and he shall lie with thy wives in the sight of this sun; pointing to the sun in the firmament, and which might be then shining in the room where they were: and which is represented by Homer (u) as seeing all things, “and eyes” are ascribed to it here in the original; the meaning is, that this fact should be done in the daytime, openly and publicly, and was fulfilled, when by the advice of Ahithophel a tent was spread on the top of the house, and Absalom went in to his father’s concubines in the sight of all Israel, 2Sa_16:22.

(u) Odyss. 11. ver. 119. & 12. ver. 380.

Jamieson, Fausset, and Brown
2Sa 12:11
I will raise up evil against thee out of thine own house, etc. — The prophet speaks of God threatening to do what He only permitted to be done. The fact is, that David’s loss of character by the discovery of his crimes, tended, in the natural course of things, to diminish the respect of his family, to weaken the authority of his government, and to encourage the prevalence of many disorders throughout his kingdom.

John Gill
2Sa 12:12 For thou didst it secretly,…. Committed adultery with Bathsheba privately, and endeavoured to conceal it, by getting her husband killed in battle, and then marrying her as soon as he could to hide the shame of it:

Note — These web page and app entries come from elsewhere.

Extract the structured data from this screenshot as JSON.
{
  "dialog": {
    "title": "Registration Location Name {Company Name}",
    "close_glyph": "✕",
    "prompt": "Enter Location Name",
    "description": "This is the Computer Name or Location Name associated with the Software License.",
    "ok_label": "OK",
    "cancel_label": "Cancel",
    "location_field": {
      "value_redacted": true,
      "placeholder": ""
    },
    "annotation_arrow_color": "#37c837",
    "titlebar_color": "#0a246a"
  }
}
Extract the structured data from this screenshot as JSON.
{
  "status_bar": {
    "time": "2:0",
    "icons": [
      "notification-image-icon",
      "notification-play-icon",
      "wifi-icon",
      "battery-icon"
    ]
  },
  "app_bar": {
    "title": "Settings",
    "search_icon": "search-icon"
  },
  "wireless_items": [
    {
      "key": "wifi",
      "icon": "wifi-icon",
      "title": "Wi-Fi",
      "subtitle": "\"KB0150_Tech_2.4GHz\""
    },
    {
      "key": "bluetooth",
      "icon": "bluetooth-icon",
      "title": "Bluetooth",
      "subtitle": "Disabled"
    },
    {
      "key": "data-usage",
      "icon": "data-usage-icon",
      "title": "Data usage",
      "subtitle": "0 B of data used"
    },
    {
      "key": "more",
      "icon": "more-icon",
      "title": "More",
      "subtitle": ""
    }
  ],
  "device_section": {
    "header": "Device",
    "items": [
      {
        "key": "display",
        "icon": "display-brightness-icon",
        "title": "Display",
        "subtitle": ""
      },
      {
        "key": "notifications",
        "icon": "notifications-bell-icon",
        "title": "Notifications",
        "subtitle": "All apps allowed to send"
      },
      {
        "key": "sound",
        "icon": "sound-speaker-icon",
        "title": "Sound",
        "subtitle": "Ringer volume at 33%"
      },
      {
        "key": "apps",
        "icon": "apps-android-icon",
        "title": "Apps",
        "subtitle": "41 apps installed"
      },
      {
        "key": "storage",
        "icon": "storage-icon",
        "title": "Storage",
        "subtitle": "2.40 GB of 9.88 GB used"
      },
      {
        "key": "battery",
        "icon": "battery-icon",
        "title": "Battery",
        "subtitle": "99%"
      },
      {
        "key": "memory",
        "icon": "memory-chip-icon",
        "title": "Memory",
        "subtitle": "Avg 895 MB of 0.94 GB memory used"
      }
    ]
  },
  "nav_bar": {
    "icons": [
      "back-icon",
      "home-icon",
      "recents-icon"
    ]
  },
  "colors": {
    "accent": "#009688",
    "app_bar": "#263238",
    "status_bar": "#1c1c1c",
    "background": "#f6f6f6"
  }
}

but one will do this thing before all Israel, and before the sun; as the above fact was; that is, he would suffer it to he done, and so order it in his providence, that everything should concur to the doing of it; as David’s leaving his wives behind him, Ahithophel’s wicked counsel he was suffered to give, and the lustful inclination Absalom was left unto, and not any of the people of Israel having religion, spirit, and courage enough to remonstrate against it.

John Gill
2Sa 12:13 And David said unto Nathan, I have sinned against the Lord,…. Which confession, though short, was a full one, arising from a thorough conviction of the evil of the sin he had been guilty of, accompanied with real brokenness of heart, sincere humiliation, and a sorrow after a godly sort, as the fifty first psalm, that penitential psalm composed upon this occasion shows, Psa_51:1,

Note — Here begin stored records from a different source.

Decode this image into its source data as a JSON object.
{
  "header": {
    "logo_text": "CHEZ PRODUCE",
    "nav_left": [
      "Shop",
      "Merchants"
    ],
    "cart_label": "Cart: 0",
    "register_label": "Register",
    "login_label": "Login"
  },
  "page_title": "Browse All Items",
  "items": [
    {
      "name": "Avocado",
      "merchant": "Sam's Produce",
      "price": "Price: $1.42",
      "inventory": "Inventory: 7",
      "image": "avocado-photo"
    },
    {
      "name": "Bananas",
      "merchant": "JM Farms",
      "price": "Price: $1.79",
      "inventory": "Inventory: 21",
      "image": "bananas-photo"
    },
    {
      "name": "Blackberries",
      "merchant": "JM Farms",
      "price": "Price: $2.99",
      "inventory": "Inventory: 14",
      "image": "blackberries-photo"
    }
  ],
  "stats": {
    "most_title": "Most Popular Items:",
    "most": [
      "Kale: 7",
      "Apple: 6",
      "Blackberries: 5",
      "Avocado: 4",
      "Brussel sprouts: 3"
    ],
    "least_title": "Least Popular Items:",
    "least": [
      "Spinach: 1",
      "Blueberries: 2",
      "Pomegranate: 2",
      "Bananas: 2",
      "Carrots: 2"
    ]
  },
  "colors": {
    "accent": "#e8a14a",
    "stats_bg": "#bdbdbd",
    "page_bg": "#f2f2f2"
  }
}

and Nathan said unto David; being fully satisfied with the sincerity and genuineness of his repentance, of which he gave proof by words and deeds, and being under the direction and impulse of the Spirit of God:

the Lord hath put away thy sin; would not charge it upon him, impute it to him, or punish him for it, but freely and fully forgive it, cast it behind his back, and into the depth of the sea; cause it to pass from him and never more bring it against him, and which is the Lord’s act, and his only, against whom sin is committed:

thou shall not die; though he should die a corporeal death, yet not by the immediate hand of God, or by the sword of justice as a malefactor, a murderer, and adulterer, as he, according to the law, deserved to die; nor should he die a spiritual death, though his grace had been so low, and his corruptions had risen so high; nor an eternal death, the second death, the lost wages of sin.

John Gill
2Sa 12:14 Howbeit, because by this deed,…. This complicated wickedness, adultery with Bathsheba, and the murder of her husband, and occasioning the death of others:

thou hast given great reason to the enemies of the Lord to blaspheme; to insult over Israel, and the God of Israel, and to magnify their own idols on account of the advantage they got when Uriah and other Israelites were slain; and to speak ill of God as a respecter of persons, who had cast off Saul and his family from the kingdom, and yet established David in it, guilty of crimes the other was not; and of the word, ways, and worship of God, and of the true religion, as all hypocrisy and deceit, when men that made such pretensions to it were guilty of such atrocious crimes; wherefore to let such see and know that the Lord did not approve of and countenance such actions, but abhorred and resented them:

the child also that is born unto thee shall surely die; which would be a visible testimony of God’s displeasure at his sin, to all men that should hear of it, and know it; and being taken away in such a manner would be a great affliction to him, and the more as his affections were much towards the child, as appears by what follows; or otherwise the removal of it might have been considered as a mercy, since its life would have kept up the remembrance of the sin, and have been a standing reproach to him.